Ocasio contended that, as a matter of law, he could not be convicted of conspiring with the shop owners to obtain money from them under color of right, because a conspiracy requires obtaining money or property from someone who is not a member of the conspiracy.
But the Court disagreed. 
“Under longstanding principles of conspiracy law, a defendant may be convicted of conspiring to violate the Hobbs Act based on proof that he entered into a conspiracy that had as its objective the obtaining of property from another conspirator with his consent and under color of official right,” the Court held.
The Court rejected Ocasio’s argument that his conduct was not “extortion.”  The Court said that under Evans v. United States, 504 U.S. 255 (1992), Hobbs Act extortion under color of right includes the “rough equivalent” of “taking a bribe.”
An unusual group of justices questioned the decision or dissented.
Justice Breyer concurred, but only because the Court was not re-examining Evans.  He said Evans “may well have been wrongly decided.” 
Justice Thomas dissented, as he had in Evans, and said the majority “expands criminal liability in a way that conflicts with principles of federalism.”
Justice Sotomayor and Chief Justice Roberts dissented.  They said that the majority “interprets the phrase extorting property ‘from another’ in the Hobbs Act contrary to [a] natural understanding” that extorting money or property usually involves a victim outside the group of conspirators, not one of themselves.  They, too, expressed concern that the Court was expanding the law of conspiracy to fit “whatever a prosecutor needs in a given case.”
AEDPA Deference
 In a brief per curiam opinion issued May 16, Kernan v. Hinojosa, the Court again emphasized the deference federal courts must give state courts under the Antiterrorism and Effective Death Penalty Act.
Antonio Hinojosa’s state court claim had been dismissed by the Orange County, California, Superior Court for having been filed in the wrong county.  The California Supreme Court then summarily denied a writ of habeas corpus without explanation.
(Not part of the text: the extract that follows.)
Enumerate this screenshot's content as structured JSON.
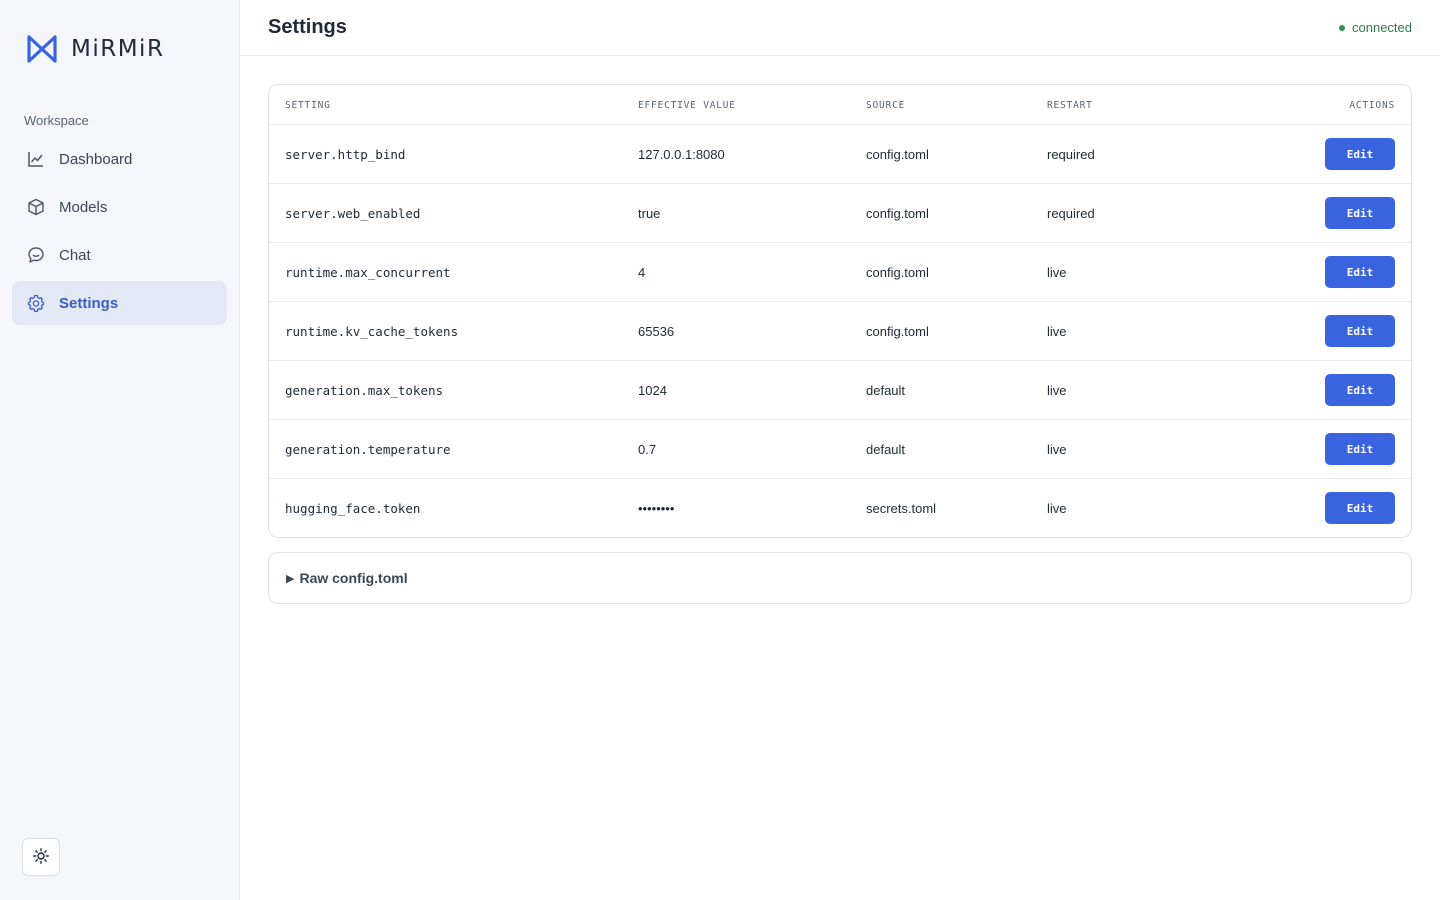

When the case reached the Ninth Circuit, it used the Supreme Court’s decision in Ylst v. Nunnemaker, 501 U.S. 797 (1991), to “look through” the California Supreme Court’s summary denial to the Superior Court’s dismissal for improper venue.  The Ninth Circuit then decided that the Superior Court’s decision was not “on the merits,” so the Ninth Circuit was not bound by AEDPA deference.
But the Supreme Court disagreed.  “In Ylst, we said that where ‘the last reasoned opinion on the claim explicitly imposes a procedural default, we will presume that a later decision rejecting the claim did not silently disregard that bar and consider the merits,” the Court said.  “But we pointedly refused to make the presumption irrebuttable; ‘strong evidence can refute it.’”
The presumption was rebutted here, the Court held.  The California Supreme Court could not have rejected Hinojosa’s claim on “improper venue” grounds, since there was only one California Supreme Court, and that was “only venue” in which Hinojosa could have sought a writ of habeas corpus in that court.  Thus, the California Supreme Court’s decision did not rest on the same grounds as the Superior Court’s.
Justices Sotomayor and Ginsburg dissented.  They believed the California Supreme Court “easily could have denied his petition because it agreed with the Superior Court’s conclusion that he filed the first petition in the wrong county."